Input for this task ->
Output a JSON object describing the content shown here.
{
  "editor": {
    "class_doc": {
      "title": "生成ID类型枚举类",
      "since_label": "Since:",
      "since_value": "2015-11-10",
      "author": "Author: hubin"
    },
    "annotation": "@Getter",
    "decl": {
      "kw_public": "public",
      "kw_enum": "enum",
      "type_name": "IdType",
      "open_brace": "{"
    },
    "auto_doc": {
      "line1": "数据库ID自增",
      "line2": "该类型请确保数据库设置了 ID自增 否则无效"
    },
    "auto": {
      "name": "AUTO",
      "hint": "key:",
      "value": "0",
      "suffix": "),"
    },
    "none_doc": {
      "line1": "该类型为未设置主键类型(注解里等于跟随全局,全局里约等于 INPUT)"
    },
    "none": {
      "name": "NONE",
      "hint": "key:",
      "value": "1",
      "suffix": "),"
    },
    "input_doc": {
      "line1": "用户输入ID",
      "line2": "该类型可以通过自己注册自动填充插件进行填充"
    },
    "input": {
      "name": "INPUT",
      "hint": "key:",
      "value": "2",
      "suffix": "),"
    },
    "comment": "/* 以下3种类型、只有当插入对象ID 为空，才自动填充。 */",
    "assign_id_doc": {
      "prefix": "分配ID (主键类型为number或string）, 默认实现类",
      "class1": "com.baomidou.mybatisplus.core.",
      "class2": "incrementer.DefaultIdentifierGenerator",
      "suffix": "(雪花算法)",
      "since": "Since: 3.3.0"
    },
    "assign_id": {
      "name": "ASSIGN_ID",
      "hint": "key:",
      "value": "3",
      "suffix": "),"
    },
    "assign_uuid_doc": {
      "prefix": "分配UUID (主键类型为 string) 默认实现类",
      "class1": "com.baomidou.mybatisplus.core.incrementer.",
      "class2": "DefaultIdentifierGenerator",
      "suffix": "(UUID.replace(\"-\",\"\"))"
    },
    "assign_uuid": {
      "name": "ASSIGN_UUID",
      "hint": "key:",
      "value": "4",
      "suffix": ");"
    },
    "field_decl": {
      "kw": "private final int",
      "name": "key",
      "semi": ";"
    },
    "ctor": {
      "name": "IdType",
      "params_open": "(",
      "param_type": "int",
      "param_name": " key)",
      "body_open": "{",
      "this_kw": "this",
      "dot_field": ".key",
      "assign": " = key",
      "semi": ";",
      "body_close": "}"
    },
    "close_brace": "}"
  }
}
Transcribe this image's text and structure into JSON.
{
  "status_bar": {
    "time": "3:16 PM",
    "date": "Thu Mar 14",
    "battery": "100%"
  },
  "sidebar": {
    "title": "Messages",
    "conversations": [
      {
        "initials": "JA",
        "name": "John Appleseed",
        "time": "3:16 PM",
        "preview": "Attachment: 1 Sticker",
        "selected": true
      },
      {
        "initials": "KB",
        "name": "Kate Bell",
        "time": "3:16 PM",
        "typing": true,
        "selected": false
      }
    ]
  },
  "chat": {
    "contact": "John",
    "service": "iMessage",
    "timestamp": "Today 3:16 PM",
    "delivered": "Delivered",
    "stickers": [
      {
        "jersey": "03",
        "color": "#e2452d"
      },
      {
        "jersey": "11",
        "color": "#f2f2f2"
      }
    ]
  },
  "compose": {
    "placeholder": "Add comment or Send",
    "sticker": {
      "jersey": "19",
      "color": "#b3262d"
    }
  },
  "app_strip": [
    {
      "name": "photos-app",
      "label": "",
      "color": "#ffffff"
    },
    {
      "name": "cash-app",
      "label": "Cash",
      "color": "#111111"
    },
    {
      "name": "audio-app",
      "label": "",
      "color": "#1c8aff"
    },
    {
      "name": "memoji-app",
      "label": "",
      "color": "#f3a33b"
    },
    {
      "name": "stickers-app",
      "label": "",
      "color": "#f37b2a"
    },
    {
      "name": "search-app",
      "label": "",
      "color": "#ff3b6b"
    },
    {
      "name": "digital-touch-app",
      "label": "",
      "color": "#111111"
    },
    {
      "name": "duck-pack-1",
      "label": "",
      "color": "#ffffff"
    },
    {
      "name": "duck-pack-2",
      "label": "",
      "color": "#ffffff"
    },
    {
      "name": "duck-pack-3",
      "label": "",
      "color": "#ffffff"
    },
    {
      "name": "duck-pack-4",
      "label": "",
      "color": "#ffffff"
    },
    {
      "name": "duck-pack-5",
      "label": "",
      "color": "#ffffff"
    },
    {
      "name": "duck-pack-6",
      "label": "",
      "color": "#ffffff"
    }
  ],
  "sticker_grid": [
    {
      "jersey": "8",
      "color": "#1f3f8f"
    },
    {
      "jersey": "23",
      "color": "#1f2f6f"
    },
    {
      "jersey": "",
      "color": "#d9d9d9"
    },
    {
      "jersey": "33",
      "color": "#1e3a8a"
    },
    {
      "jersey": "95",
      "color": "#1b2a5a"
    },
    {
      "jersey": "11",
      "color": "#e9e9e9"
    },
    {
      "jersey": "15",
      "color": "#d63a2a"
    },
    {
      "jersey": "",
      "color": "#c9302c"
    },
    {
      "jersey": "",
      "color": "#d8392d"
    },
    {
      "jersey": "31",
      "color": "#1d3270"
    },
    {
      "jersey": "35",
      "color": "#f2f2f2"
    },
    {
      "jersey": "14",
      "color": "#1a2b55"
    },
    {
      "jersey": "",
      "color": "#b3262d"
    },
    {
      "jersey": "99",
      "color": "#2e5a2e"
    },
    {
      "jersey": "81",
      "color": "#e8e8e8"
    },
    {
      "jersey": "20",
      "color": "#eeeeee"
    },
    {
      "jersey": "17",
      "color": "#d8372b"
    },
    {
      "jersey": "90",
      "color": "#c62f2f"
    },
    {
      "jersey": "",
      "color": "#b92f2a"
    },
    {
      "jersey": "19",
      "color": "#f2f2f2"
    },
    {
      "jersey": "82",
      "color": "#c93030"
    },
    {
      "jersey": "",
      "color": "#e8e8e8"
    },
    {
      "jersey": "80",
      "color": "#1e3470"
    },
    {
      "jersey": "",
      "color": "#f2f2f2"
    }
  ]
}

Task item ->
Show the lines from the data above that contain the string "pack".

Answer section ->
      "name": "duck-pack-1",
      "name": "duck-pack-2",
      "name": "duck-pack-3",
      "name": "duck-pack-4",
      "name": "duck-pack-5",
      "name": "duck-pack-6",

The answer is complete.